They come in a range of colours including the most commonly seen; purple and a range of pinks and white. They are also available in a range of sizes which you need to take into account when selecting the variety that is most suited to your needs.
How to Plant and Grow Agapanthus
You do need to ensure that you give your agapanthus space. They will form clumps that can be up to a metre across, and you will need to ensure that you thin them out from time to time - if you don't, flowering can be impeded. For the best growing results, follow these planting and growing tips:
- They transplant well. So when you thin agapanthus out, use the plants to create new gardens, or share them with friends.
- Plant agapanthus about 50cm - 60cm apart and about 2.5cm deep. Don't be tempted to crowd them; you will be rewarded for this over the next few years.
- Early spring is the best time to plant - this enables them to provide you with a beautiful showing of flowers in summer.
- If you live in a cool climate; a full sun position is best. In hotter climates, position them in semi-shade.
- The soil needs to be well-drained with plenty of organic matter dug throughout. You will probably not need to fertilise, but if you do, only fertilise lightly.
Looking After Your Agapanthus
Agapanthus are very "hardy"plants, but following these tips will help:
- When newly planted, water regularly and fertilise occasionally (not too much) with seaweed liquid fertiliser. A treatment with Sulphate of Potash mid Spring will help reward you with beautiful flowers a little later.
- After the first flowering, water much less - depending on your climate, you may even not need to water them at all.
- Agapanthus spreading can be a real environmental problem, so prune any spent flower heads. Doing this will also look much better as well.
- Agapanthus rarely affected by pests, but as a part of normal garden maintenance, check them regularly and treat pests/diseases when necessary.
- Divide root clumps every two to three years in early spring, after the plants have flowered.
Agapanthus as Weeds

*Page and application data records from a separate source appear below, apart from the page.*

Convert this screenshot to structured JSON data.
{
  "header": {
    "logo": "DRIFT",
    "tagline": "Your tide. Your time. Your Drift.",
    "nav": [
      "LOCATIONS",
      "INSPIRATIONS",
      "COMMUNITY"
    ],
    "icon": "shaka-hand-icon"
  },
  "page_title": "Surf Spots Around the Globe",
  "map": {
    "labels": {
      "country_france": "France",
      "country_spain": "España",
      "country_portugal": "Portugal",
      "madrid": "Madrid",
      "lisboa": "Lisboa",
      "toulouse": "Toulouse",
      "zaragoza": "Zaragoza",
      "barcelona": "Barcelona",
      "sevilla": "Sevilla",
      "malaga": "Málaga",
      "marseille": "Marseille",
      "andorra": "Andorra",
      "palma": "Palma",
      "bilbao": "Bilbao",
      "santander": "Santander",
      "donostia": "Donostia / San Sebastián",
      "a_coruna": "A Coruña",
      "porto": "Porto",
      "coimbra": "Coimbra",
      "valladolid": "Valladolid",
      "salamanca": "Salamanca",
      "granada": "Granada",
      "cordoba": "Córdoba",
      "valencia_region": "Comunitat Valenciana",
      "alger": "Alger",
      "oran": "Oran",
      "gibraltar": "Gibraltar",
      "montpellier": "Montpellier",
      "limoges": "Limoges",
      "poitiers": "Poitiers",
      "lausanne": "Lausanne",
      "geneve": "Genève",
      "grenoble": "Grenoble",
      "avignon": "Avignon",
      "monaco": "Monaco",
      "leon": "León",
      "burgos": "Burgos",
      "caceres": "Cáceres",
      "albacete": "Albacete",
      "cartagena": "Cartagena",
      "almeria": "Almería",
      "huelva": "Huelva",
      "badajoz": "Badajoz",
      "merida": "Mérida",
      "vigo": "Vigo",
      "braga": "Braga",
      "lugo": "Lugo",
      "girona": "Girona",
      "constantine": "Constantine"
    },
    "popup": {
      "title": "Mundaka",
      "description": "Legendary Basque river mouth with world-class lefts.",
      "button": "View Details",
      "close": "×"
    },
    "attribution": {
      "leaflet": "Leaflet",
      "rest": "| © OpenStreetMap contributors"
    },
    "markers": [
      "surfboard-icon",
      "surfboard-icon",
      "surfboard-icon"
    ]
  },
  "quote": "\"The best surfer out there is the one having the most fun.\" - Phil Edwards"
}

In some areas, agapanthus are considered noxious weeds. The reason for this is because their seeds spread very easily and invade areas where they are not wanted. They can then be very difficult to remove. Therefore, it is very important that spent flowers are removed and not allowed to form seeds.